This information is provided to show the variation of Log messages which may appear.
Monitor Dell 2001FP (for 1600x1200) on X.org (Ubuntu Linux)
Graphics Card Intel i810 Card
The ModeLine entry needs to go in the
The X.org Log entry showed # from the /var/log/Xorg.0.log
(II) I810(0): clock: 162.0 MHz Image Size: 367 x 275 mm (II) I810(0): h_active: 1600 h_sync: 1664 h_sync_end 1856 h_blank_end 2160 h_border: 0 (II) I810(0): v_active: 1200 v_sync: 1201 v_sync_end 1204 v_blanking: 1250 v_border: 0 (II) I810(0): Serial No: XXXXXXXXXXXX (removed serial number) (II) I810(0): Monitor name: DELL 2001FP (II) I810(0): Ranges: V min: 56 V max: 76 Hz, H min: 31 H max: 80 kHz, PixClock max 160 MHz (II) I810(0): Using detected DDC timings (II) I810(0): HorizSync 31-80 (II) I810(0): VertRefresh 56-76 (WW) I810(0): config file vrefresh range 56-86Hz not within DDC vrefresh range 56-76Hz (II) I810(0): Will use BIOS call 0x5f05 to set refresh rates for CRTs. (--) I810(0): Maximum space available for video modes: 12288 kByte

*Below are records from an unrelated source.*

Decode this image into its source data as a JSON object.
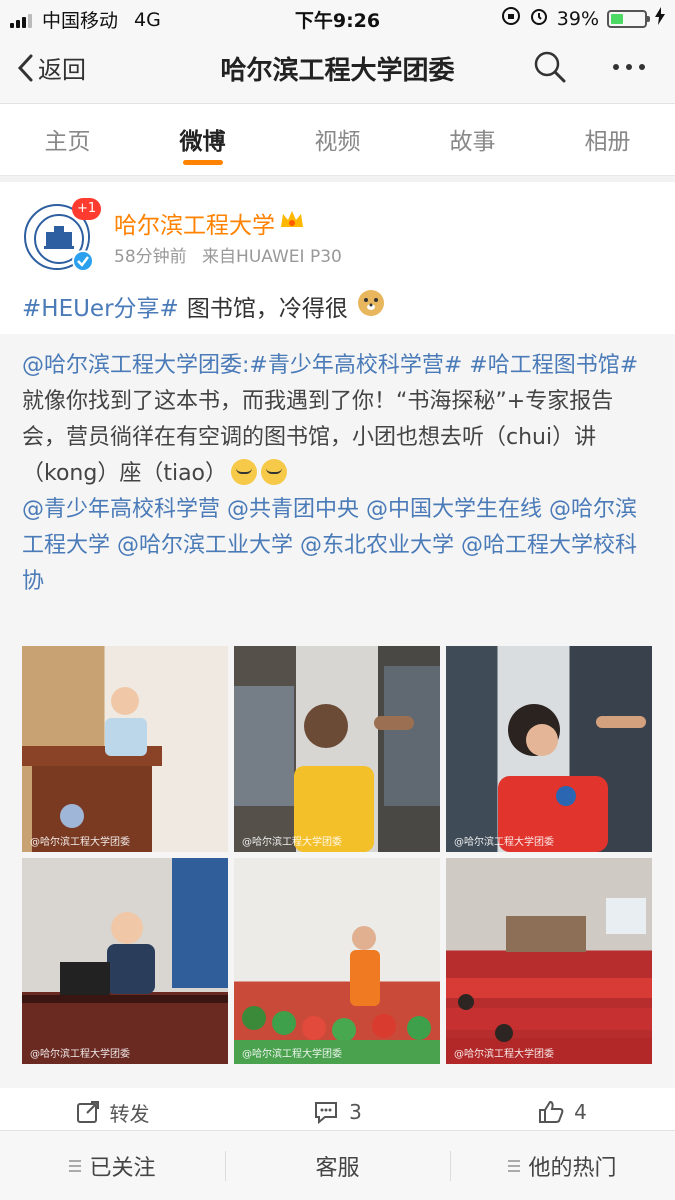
{
  "status_bar": {
    "carrier": "中国移动",
    "network": "4G",
    "time": "下午9:26",
    "battery_percent": "39%",
    "battery_level": 0.39
  },
  "nav": {
    "back_label": "返回",
    "title": "哈尔滨工程大学团委"
  },
  "tabs": [
    {
      "label": "主页",
      "active": false
    },
    {
      "label": "微博",
      "active": true
    },
    {
      "label": "视频",
      "active": false
    },
    {
      "label": "故事",
      "active": false
    },
    {
      "label": "相册",
      "active": false
    }
  ],
  "post": {
    "badge": "+1",
    "author": "哈尔滨工程大学",
    "time": "58分钟前",
    "source": "来自HUAWEI P30",
    "hashtag": "#HEUer分享#",
    "text": "图书馆，冷得很",
    "repost": {
      "line1_link": "@哈尔滨工程大学团委:#青少年高校科学营# #哈工程图书馆#",
      "body": "就像你找到了这本书，而我遇到了你！“书海探秘”+专家报告会，营员徜徉在有空调的图书馆，小团也想去听（chui）讲（kong）座（tiao）",
      "mentions": "@青少年高校科学营 @共青团中央 @中国大学生在线 @哈尔滨工程大学 @哈尔滨工业大学 @东北农业大学 @哈工程大学校科协"
    },
    "watermark": "@哈尔滨工程大学团委"
  },
  "actions": {
    "repost_label": "转发",
    "comment_count": "3",
    "like_count": "4"
  },
  "bottom_bar": {
    "follow_label": "已关注",
    "service_label": "客服",
    "hot_label": "他的热门"
  },
  "colors": {
    "accent": "#ff8200",
    "link": "#4a7bb8"
  }
}
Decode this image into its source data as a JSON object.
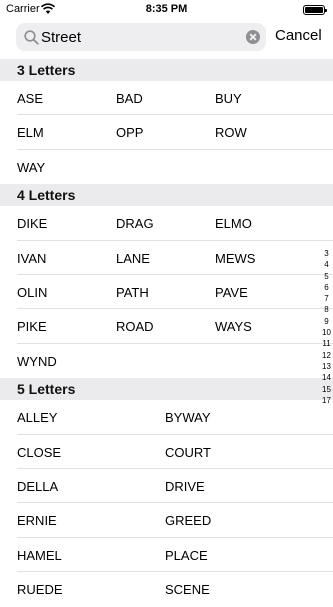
{
  "status_bar": {
    "carrier": "Carrier",
    "time": "8:35 PM"
  },
  "search": {
    "query": "Street",
    "cancel_label": "Cancel"
  },
  "sections": [
    {
      "title": "3 Letters",
      "rows": [
        [
          "ASE",
          "BAD",
          "BUY"
        ],
        [
          "ELM",
          "OPP",
          "ROW"
        ],
        [
          "WAY"
        ]
      ]
    },
    {
      "title": "4 Letters",
      "rows": [
        [
          "DIKE",
          "DRAG",
          "ELMO"
        ],
        [
          "IVAN",
          "LANE",
          "MEWS"
        ],
        [
          "OLIN",
          "PATH",
          "PAVE"
        ],
        [
          "PIKE",
          "ROAD",
          "WAYS"
        ],
        [
          "WYND"
        ]
      ]
    },
    {
      "title": "5 Letters",
      "rows": [
        [
          "ALLEY",
          "BYWAY"
        ],
        [
          "CLOSE",
          "COURT"
        ],
        [
          "DELLA",
          "DRIVE"
        ],
        [
          "ERNIE",
          "GREED"
        ],
        [
          "HAMEL",
          "PLACE"
        ],
        [
          "RUEDE",
          "SCENE"
        ]
      ]
    }
  ],
  "section_index": [
    "3",
    "4",
    "5",
    "6",
    "7",
    "8",
    "9",
    "10",
    "11",
    "12",
    "13",
    "14",
    "15",
    "17"
  ]
}
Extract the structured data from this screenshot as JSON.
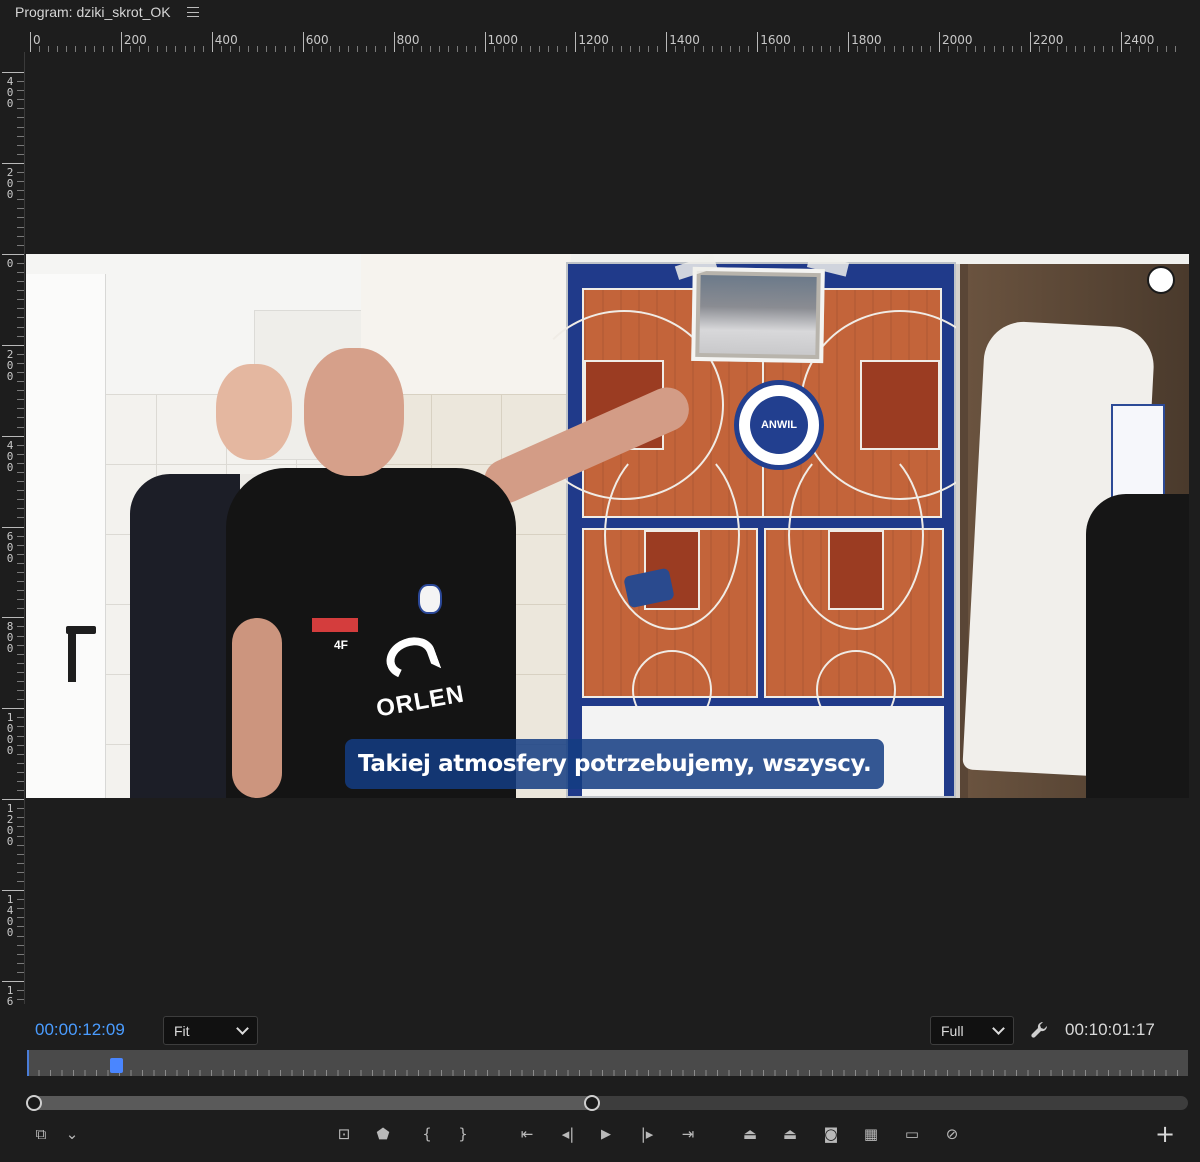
{
  "panel": {
    "title": "Program: dziki_skrot_OK",
    "menu_icon": "hamburger-icon"
  },
  "ruler_h_labels": [
    "0",
    "200",
    "400",
    "600",
    "800",
    "1000",
    "1200",
    "1400",
    "1600",
    "1800",
    "2000",
    "2200",
    "2400"
  ],
  "ruler_v_labels": [
    "4\n0\n0",
    "2\n0\n0",
    "0",
    "2\n0\n0",
    "4\n0\n0",
    "6\n0\n0",
    "8\n0\n0",
    "1\n0\n0\n0",
    "1\n2\n0\n0",
    "1\n4\n0\n0",
    "1\n6"
  ],
  "video": {
    "subtitle": "Takiej atmosfery potrzebujemy, wszyscy.",
    "board_logo_text": "ANWIL",
    "shirt_text": "ORLEN",
    "shirt_badge": "4F"
  },
  "controls": {
    "current_timecode": "00:00:12:09",
    "zoom_select": "Fit",
    "resolution_select": "Full",
    "duration_timecode": "00:10:01:17",
    "accent_color": "#4a9cff"
  },
  "playback_buttons": [
    {
      "name": "export-frame-icon-left",
      "glyph": "⧉"
    },
    {
      "name": "settings-chevron-icon",
      "glyph": "⌄"
    },
    {
      "name": "insert-search-icon",
      "glyph": "⊡"
    },
    {
      "name": "add-marker-icon",
      "glyph": "⬟"
    },
    {
      "name": "mark-in-icon",
      "glyph": "{"
    },
    {
      "name": "mark-out-icon",
      "glyph": "}"
    },
    {
      "name": "go-to-in-icon",
      "glyph": "⇤"
    },
    {
      "name": "step-back-icon",
      "glyph": "◂|"
    },
    {
      "name": "play-icon",
      "glyph": "▶"
    },
    {
      "name": "step-forward-icon",
      "glyph": "|▸"
    },
    {
      "name": "go-to-out-icon",
      "glyph": "⇥"
    },
    {
      "name": "lift-icon",
      "glyph": "⏏"
    },
    {
      "name": "extract-icon",
      "glyph": "⏏"
    },
    {
      "name": "export-frame-icon",
      "glyph": "◙"
    },
    {
      "name": "comparison-view-icon",
      "glyph": "▦"
    },
    {
      "name": "safe-margins-icon",
      "glyph": "▭"
    },
    {
      "name": "proxy-toggle-icon",
      "glyph": "⊘"
    },
    {
      "name": "add-button-icon",
      "glyph": "+"
    }
  ]
}
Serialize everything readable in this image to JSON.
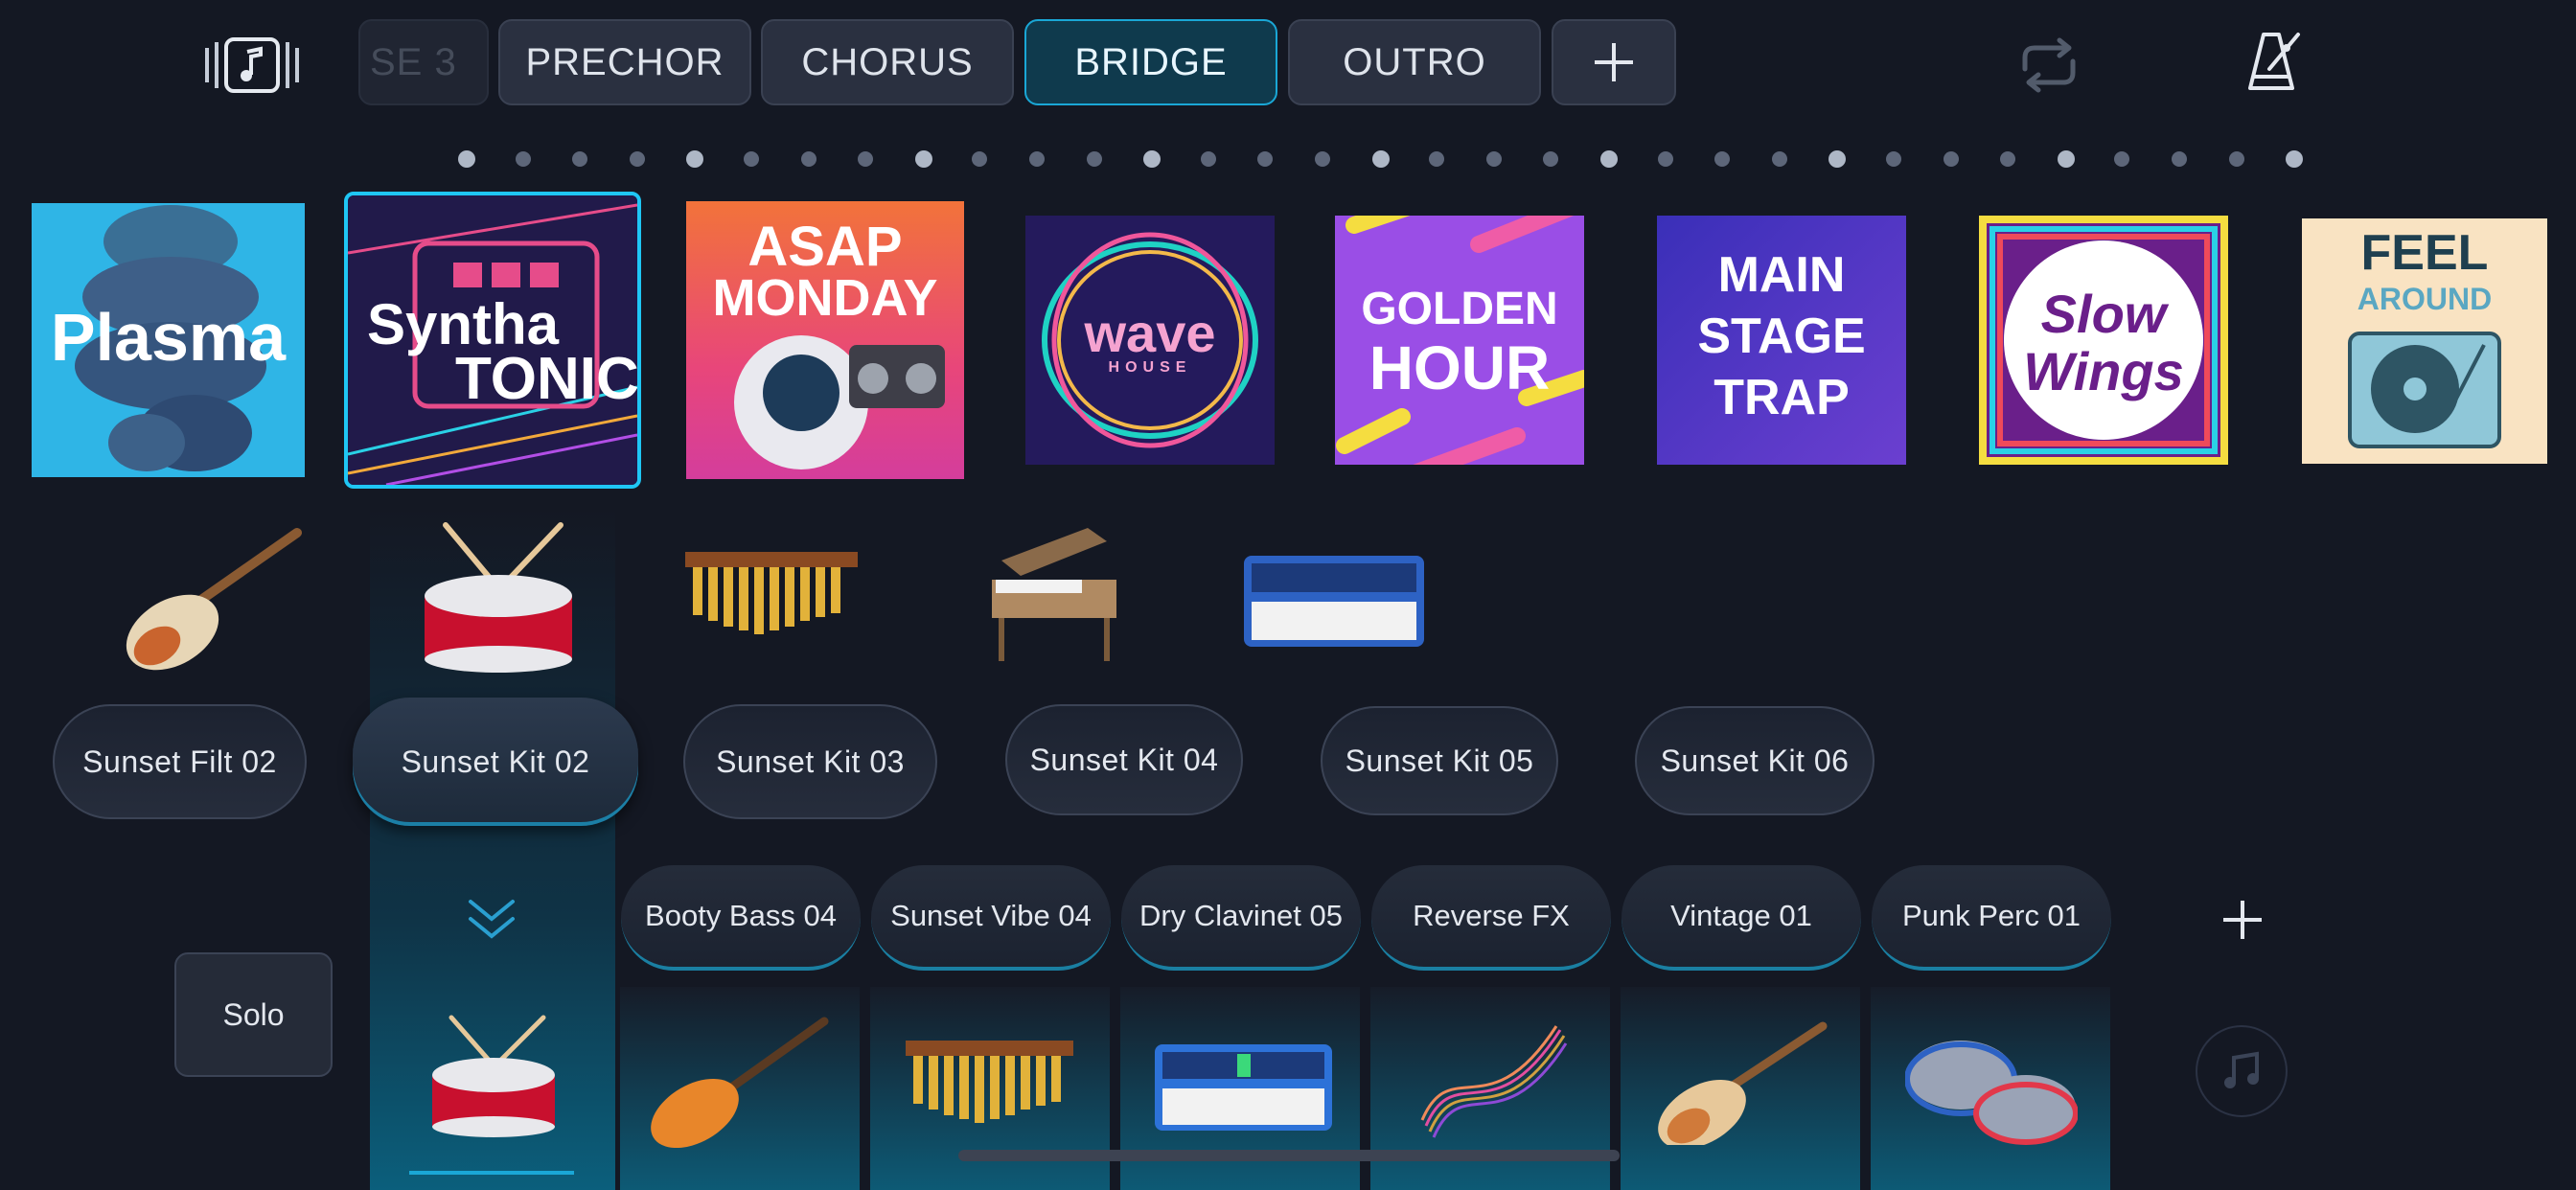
{
  "header": {
    "section_tabs": [
      {
        "label": "SE 3",
        "active": false,
        "faded": true
      },
      {
        "label": "PRECHOR",
        "active": false
      },
      {
        "label": "CHORUS",
        "active": false
      },
      {
        "label": "BRIDGE",
        "active": true
      },
      {
        "label": "OUTRO",
        "active": false
      }
    ],
    "add_section_icon": "plus-icon",
    "loop_icon": "loop-icon",
    "metronome_icon": "metronome-icon",
    "song_icon": "music-note-icon"
  },
  "page_indicator": {
    "total": 33,
    "accent_every": 4
  },
  "sound_packs": [
    {
      "name": "Plasma"
    },
    {
      "name_line1": "Syntha",
      "name_line2": "TONIC",
      "selected": true
    },
    {
      "name_line1": "ASAP",
      "name_line2": "MONDAY"
    },
    {
      "name": "wave",
      "sub": "HOUSE"
    },
    {
      "name_line1": "GOLDEN",
      "name_line2": "HOUR"
    },
    {
      "name_line1": "MAIN",
      "name_line2": "STAGE",
      "name_line3": "TRAP"
    },
    {
      "name_line1": "Slow",
      "name_line2": "Wings"
    },
    {
      "name_line1": "FEEL",
      "name_line2": "AROUND"
    }
  ],
  "instruments": [
    "electric-guitar-icon",
    "snare-drum-icon",
    "marimba-icon",
    "grand-piano-icon",
    "synth-keyboard-icon"
  ],
  "presets": [
    {
      "label": "Sunset Filt 02",
      "selected": false
    },
    {
      "label": "Sunset Kit 02",
      "selected": true
    },
    {
      "label": "Sunset Kit 03",
      "selected": false
    },
    {
      "label": "Sunset Kit 04",
      "selected": false
    },
    {
      "label": "Sunset Kit 05",
      "selected": false
    },
    {
      "label": "Sunset Kit 06",
      "selected": false
    }
  ],
  "solo_label": "Solo",
  "tracks": [
    {
      "label": "Booty Bass 04",
      "icon": "bass-guitar-icon"
    },
    {
      "label": "Sunset Vibe 04",
      "icon": "marimba-icon"
    },
    {
      "label": "Dry Clavinet 05",
      "icon": "synth-keyboard-icon"
    },
    {
      "label": "Reverse FX",
      "icon": "waveform-fx-icon"
    },
    {
      "label": "Vintage 01",
      "icon": "electric-guitar-icon"
    },
    {
      "label": "Punk Perc 01",
      "icon": "steel-pan-icon"
    }
  ],
  "add_track_icon": "plus-icon",
  "colors": {
    "accent": "#1aa7d6",
    "background": "#141823"
  }
}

I modified my Monitor section to the following
Section "Monitor" Identifier "DELL 2001FP" DisplaySize 367 275 HorizSync 31-80 VertRefresh 56-76 Option "DPMS" ModeLine "1600x1200" 160.00 1600 1664 1856 2160 1200 1201 1204 1250 EndSection
DisplaySize, if included really should be the actual size of your display in mm. This is best assessed by determining the LCD's native resolution and dotpitch and multiplying the two. For a Dell 2001FP, the native resolution is 1600x1200 and the dotpitch is .255 mm, thus the display size should be 408 306. The display size listed above will not correctly display paper sizes in word processing or other programs (e.g., openoffice, gv).
DisplaySize 408 306